Regarding Pollution insurers’ market penetration, Smy says: “It’s far more significant in the United States than in the rest of the world, but there’s still the general perspective (among companies with Environmental risks) that these policies are a discretionary purchase.”
Rich Wagner, New York-based Executive Vice President and Division Head for Pollution Underwriting in the United States and Canada for AIG
Wagner, an attorney, entered the Environmental part of the insurance business in 2000 after focusing for seven years on General Liability insurance-defense litigation. After three years working on the legal side of Environmental insurance, he moved into the business end of the field in 2003. Wagner says what he likes best about his current focus compared to the legal one is that he is now helping clients complete business deals. Litigation deals “with the backside of a problem,” he says. “What’s great about what we do here is that it’s very solution-oriented.”
While Pollution insurers’ market penetration is relatively shallow, “I think there’s a continuing opportunity,” Wagner says. “The challenge is that first we have to identify the need” for insurance buyers.
Gene Wingert, Loss Control Environmental Manager at the Chubb Group of Insurance Cos. in Whitehouse Station, N.J.
Wingert has worked in the environmental area for about a quarter-century. He worked at the U.S. Environmental Protection Agency and was an environmental consultant before moving to the insurance industry and joining Chubb in 2004. Wingert had in mind a career in the environmental field while studying civil engineering in college, which was before environmental engineering was a recognized field. What he appreciates most about the field is his potential to make a difference: “One very important aspect of the environmental field is the impact those of us who work in it can have. Most of the time it’s a very positive impact.”
Property owners that did not contribute to the pollution at a site can secure pollution-cleanup waivers from federal and state environmental regulators, “but there are a lot of hurdles to go through to prove the company’s an innocent landowner,” Wingert says.
Karl Zimmel, Manager of Risk Management Services at Tucson Electric Power
For a power utility, the main environmental challenge is regulation, says Zimmel, who has professionally managed risk for 30 years. Zimmel characterizes Environmental risk as a moving target—and says that’s especially the case regarding regulation covering how the utility monitors risk and files mandated reports to regulators. “We’re such a target for EPA regulation. That always makes [Environmental risk] challenging,” Zimmel says.

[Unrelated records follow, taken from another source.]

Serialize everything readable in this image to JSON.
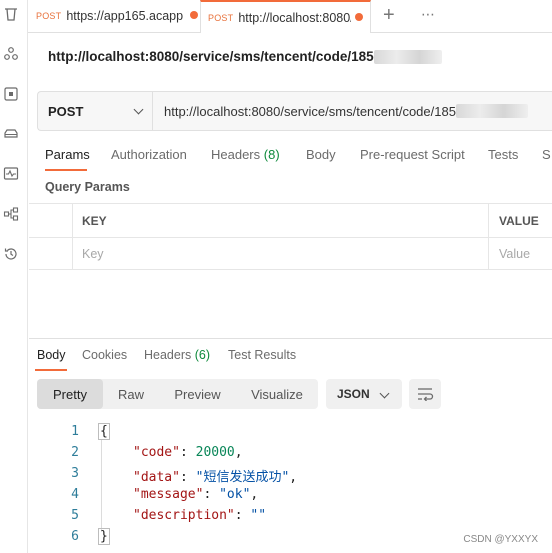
{
  "tabs": [
    {
      "method": "POST",
      "url": "https://app165.acapp",
      "unsaved": true
    },
    {
      "method": "POST",
      "url": "http://localhost:8080/",
      "unsaved": true,
      "active": true
    }
  ],
  "tab_actions": {
    "new_tab": "+",
    "more": "⋯"
  },
  "request": {
    "title_url": "http://localhost:8080/service/sms/tencent/code/185",
    "method": "POST",
    "url": "http://localhost:8080/service/sms/tencent/code/185"
  },
  "request_tabs": [
    {
      "label": "Params",
      "count": "",
      "active": true
    },
    {
      "label": "Authorization",
      "count": ""
    },
    {
      "label": "Headers",
      "count": "(8)"
    },
    {
      "label": "Body",
      "count": ""
    },
    {
      "label": "Pre-request Script",
      "count": ""
    },
    {
      "label": "Tests",
      "count": ""
    },
    {
      "label": "S",
      "count": ""
    }
  ],
  "query_params": {
    "title": "Query Params",
    "headers": [
      "KEY",
      "VALUE"
    ],
    "placeholders": {
      "key": "Key",
      "value": "Value"
    }
  },
  "response_tabs": [
    {
      "label": "Body",
      "count": "",
      "active": true
    },
    {
      "label": "Cookies",
      "count": ""
    },
    {
      "label": "Headers",
      "count": "(6)"
    },
    {
      "label": "Test Results",
      "count": ""
    }
  ],
  "format_buttons": [
    "Pretty",
    "Raw",
    "Preview",
    "Visualize"
  ],
  "format_selected": "Pretty",
  "language": "JSON",
  "response_lines": [
    {
      "n": "1",
      "text": "{"
    },
    {
      "n": "2",
      "key": "\"code\"",
      "value": "20000",
      "type": "number",
      "comma": true
    },
    {
      "n": "3",
      "key": "\"data\"",
      "value": "\"短信发送成功\"",
      "type": "string",
      "comma": true
    },
    {
      "n": "4",
      "key": "\"message\"",
      "value": "\"ok\"",
      "type": "string",
      "comma": true
    },
    {
      "n": "5",
      "key": "\"description\"",
      "value": "\"\"",
      "type": "string",
      "comma": false
    },
    {
      "n": "6",
      "text": "}"
    }
  ],
  "watermark": "CSDN @YXXYX",
  "colors": {
    "accent": "#f26b3a",
    "method": "#e8723c",
    "count": "#0f8a3c",
    "line_numbers": "#2e7d9a"
  },
  "icons": [
    "trash-icon",
    "collections-icon",
    "api-icon",
    "environments-icon",
    "monitors-icon",
    "flows-icon",
    "history-icon",
    "wrap-lines-icon",
    "chevron-down-icon"
  ]
}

“Every year we review emerging risks” for the utility, Zimmel says. “Included in that is Environmental risk, which is ever-emerging.”